Which Joe gave his name to ‘sloppy joes’? We look at five interesting sandwiches and their lexical origins.
A brief one-piece bathing garment for men, with a T-back:‘he wandered down the beach in his mankini, to the amazement of onlookers’
- ‘Never mind that your average youth will hit you in the head or laugh at you out loud when you are wearing a mankini, the one thing he won't be is scared or offended by it.’
- ‘England fans have been banned from wearing Borat's "mankini" to the national team's match with Kazakhstan at Wembley.’
- ‘Signature services include the Mankini bikini wax ($50) and the Multi-Tasker, during which clients receive a chair-side manicure while getting a haircut ($55).’
- ‘Reminiscent of Borat's unforgettable lime-green mankini, Carrey's attention-seeking garment failed to impress style commentator Peter York.’
- ‘Twenty Borats took Wembley Stadium by storm dressed in mankinis ahead of England's clash with Kazakhstan.’
- ‘Nice mankini, one of my female workmates reckoned.’
- ‘The Professional Footballers' Association-linked sportswear firm has even offered £50 for the best mankini photo.’
- ‘Borat's mankini loops around the neck and plunges down to an emphatic pouch.’
- ‘This excludes, of course, precisely those people who can't afford their gas bill and usually live in houses with the insulating qualities of a mankini.’
- ‘Carrey's mankini is just another American version of a funnier Brit thing.’
- ‘The policemen should offer to apply sunscreen on the mankini boys instead of booking them (unless as models).’
- ‘IT would probably be wise to leave the green mankinis at home if you fancy following England to Kazakhstan.’
Early 21st century: blend of man and bikini.
We take a look at several popular, though confusing, punctuation marks.
From Afghanistan to Zimbabwe, discover surprising and intriguing language facts from around the globe.

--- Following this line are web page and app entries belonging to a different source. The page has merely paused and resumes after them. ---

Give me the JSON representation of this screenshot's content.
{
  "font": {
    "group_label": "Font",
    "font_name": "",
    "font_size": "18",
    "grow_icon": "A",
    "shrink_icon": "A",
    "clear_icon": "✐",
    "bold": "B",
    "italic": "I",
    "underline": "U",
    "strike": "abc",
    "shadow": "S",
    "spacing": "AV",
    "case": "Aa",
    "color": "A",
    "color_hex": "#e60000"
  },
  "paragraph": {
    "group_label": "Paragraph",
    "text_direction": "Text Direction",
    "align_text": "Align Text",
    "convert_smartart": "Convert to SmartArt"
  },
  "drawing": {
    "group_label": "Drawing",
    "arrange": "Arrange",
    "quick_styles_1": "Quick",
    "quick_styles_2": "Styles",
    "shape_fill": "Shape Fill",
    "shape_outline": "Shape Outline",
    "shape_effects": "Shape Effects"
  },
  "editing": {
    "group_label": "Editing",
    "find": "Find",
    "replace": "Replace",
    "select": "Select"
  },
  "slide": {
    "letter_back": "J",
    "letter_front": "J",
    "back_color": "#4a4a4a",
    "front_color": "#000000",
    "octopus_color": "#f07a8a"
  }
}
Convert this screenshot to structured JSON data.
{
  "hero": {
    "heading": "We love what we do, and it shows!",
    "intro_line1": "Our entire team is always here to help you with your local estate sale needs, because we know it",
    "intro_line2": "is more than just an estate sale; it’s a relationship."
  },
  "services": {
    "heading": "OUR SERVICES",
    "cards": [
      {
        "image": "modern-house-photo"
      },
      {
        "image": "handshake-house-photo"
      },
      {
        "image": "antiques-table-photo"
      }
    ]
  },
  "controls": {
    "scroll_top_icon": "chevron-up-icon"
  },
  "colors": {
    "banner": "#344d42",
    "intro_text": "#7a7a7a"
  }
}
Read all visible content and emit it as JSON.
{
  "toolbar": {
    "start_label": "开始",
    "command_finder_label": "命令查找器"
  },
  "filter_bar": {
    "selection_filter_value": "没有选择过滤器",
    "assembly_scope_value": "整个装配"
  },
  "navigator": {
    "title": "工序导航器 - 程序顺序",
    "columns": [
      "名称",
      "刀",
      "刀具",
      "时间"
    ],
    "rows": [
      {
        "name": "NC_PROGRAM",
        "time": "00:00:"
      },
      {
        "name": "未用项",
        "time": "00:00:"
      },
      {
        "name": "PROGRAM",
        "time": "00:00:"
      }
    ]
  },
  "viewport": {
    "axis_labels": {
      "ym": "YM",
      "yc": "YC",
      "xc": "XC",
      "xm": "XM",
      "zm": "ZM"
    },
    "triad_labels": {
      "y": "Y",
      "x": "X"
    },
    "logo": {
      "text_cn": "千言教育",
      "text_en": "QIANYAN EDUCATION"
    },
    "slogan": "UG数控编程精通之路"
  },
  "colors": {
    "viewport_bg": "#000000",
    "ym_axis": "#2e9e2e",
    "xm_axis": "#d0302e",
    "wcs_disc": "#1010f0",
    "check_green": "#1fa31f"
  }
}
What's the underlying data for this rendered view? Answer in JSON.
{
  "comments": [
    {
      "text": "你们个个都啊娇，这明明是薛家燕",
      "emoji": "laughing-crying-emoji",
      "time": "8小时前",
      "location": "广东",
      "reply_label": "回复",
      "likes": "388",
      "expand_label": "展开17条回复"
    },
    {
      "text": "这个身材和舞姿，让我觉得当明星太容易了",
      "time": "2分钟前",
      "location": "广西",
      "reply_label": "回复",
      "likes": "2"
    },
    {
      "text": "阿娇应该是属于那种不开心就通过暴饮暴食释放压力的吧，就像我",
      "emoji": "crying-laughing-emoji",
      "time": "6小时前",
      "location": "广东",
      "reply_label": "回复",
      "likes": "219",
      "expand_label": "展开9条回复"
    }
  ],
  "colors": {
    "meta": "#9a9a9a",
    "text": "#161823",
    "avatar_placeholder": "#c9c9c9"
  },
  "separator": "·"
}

The definitions of ‘buddy’ and ‘bro’ in the OED have recently been revised. We explore their history and increase in popularity.